We are really happy to inform you that our Polish colleagues from PAFERE [Polish-American Foundation for Economics Research and Education] are about to publish two new books on liberty. We had a quick look at them before the premiere, and all we can do is to recommend them to any Polish reader. First book was edited by Jan Kuban, Miroslaw Matyja and Janusz Sanocki and focuses on a relation between citizen and a state in a Polish democratic system. Authors not only try to explain the intricacies of the Polish political system, but most importantly draw conclusions based on freedom-friendly message. One of the most important, and interesting, parts of the book relates to the responsibilities of various people that have a power of changes in the political system. This not only relates to politicians-voters dichotomy, but also to people usually omitted from the discussion yet having only a slightly lesser impact on society, like teachers, priests, intellectuals, and lawyers. The other book published by PAFERE is Tomasz Ulatowski’s ‘Wickedness’. This is a brilliant piece that explains the inflation game. Polish author focuses on a transparent review of the history of the idea and its implementation in practice. What’s interesting isn’t pure case study but the way that Ulatowski explains common misconceptions related to inflation.  We can only recommend Polish readers to follow PAFERE site to find out when books will be available. We have been told all books on their site( http://pafere.org ) are for free!

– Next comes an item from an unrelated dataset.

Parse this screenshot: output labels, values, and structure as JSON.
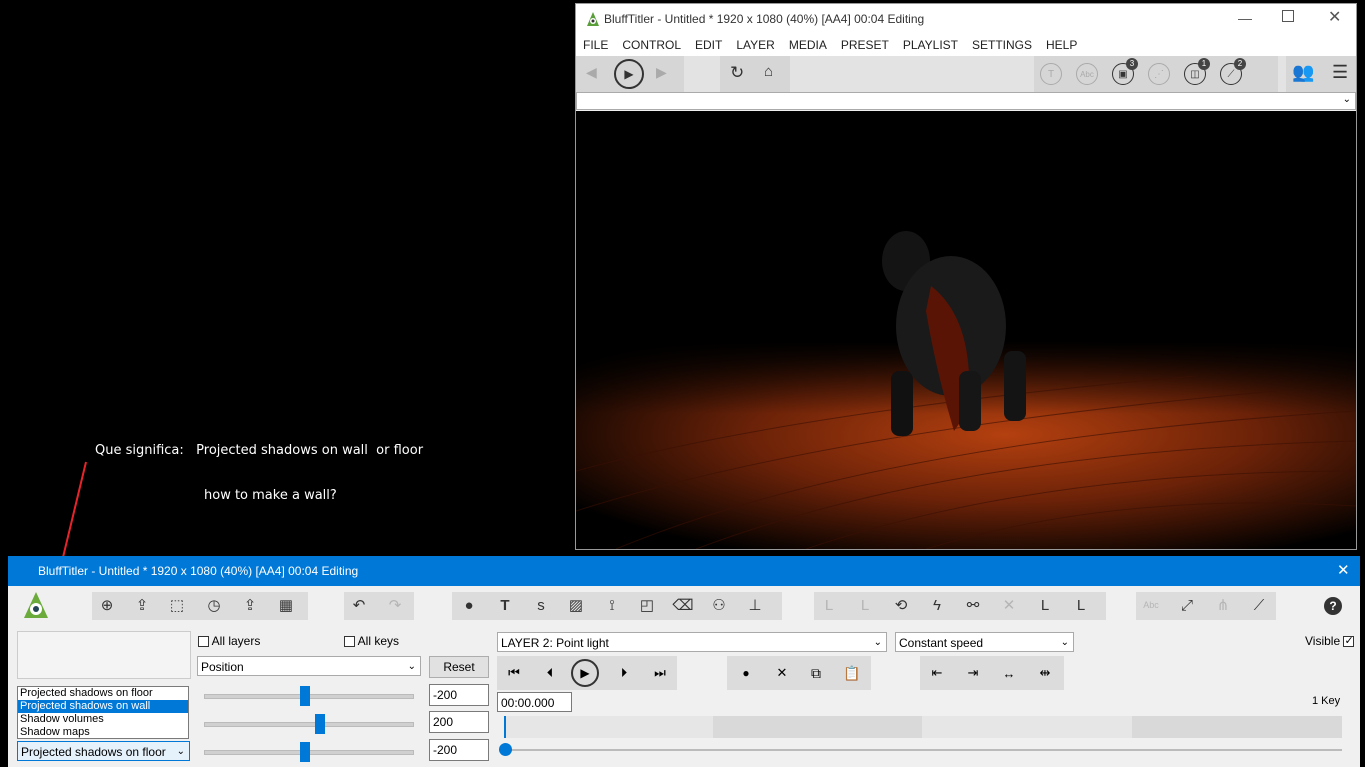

Liberty Camp Nepal 2019 -Background of the program

Bikalpa – an Alternative in collaboration with Language for Liberty Institute (LLI) and with the support from Atlas Networks, Samriddhi Foundation hosted a Five day residential “Liberty Camp” training at Dhulikhel Village Resort, from 21th to 26th September 2019. Liberty Camp is organized every year in different parts of the world, attracting people interested in spreading or exploring the idea of liberty. The objective of the event was to educate the youth about History and origin of liberty, Philosophy of Liberty, Freedom of Trade and Doing Business, Freedom, Entrepreneurship and Responsibility, The program was also aimed to understand a holistic picture on cross-sectoral topics. Overview of the Workshop During this Liberty Camp training in Dhulikhel, 23 aspiring participants from different part of Nepal, working on the different organizations and diverse issues joined the workshop. Among distinguished speakers were Mr. Andy Eyschen (co-founder and director of the Language of Liberty Institute), Mr. Glenn, (Founder of Language of Liberty Institute), Mr. Barun Mitra (Founder and director of the Liberty Institute) were the resource person and panelists in the event. Also, Mr. Deependra Chalulagian (Director of Operations at Samriddhi Foundation) and Mr. Govinda Sharma Ghaire (Tax Payers Association Nepal) were invited as a Local resource person for training. It was a pleasure hearing from all of them. The program officially kicked off on September 21 with a welcome reception at Dhulikhel village Resort by Basanta Adhikari (Founder and Director of Bikalpa an Alternative). After welcoming the participants, Mr. Basanta Adhikari shared the objectives, overview and importance of the training, detailing the idea behind the process of how it started, key issues behind it, why it was important and how it was all made possible to bring this training to Kathmandu, outside Biratnagar. Following this, the remainder of the workshop was facilitated by Bikalpa’s …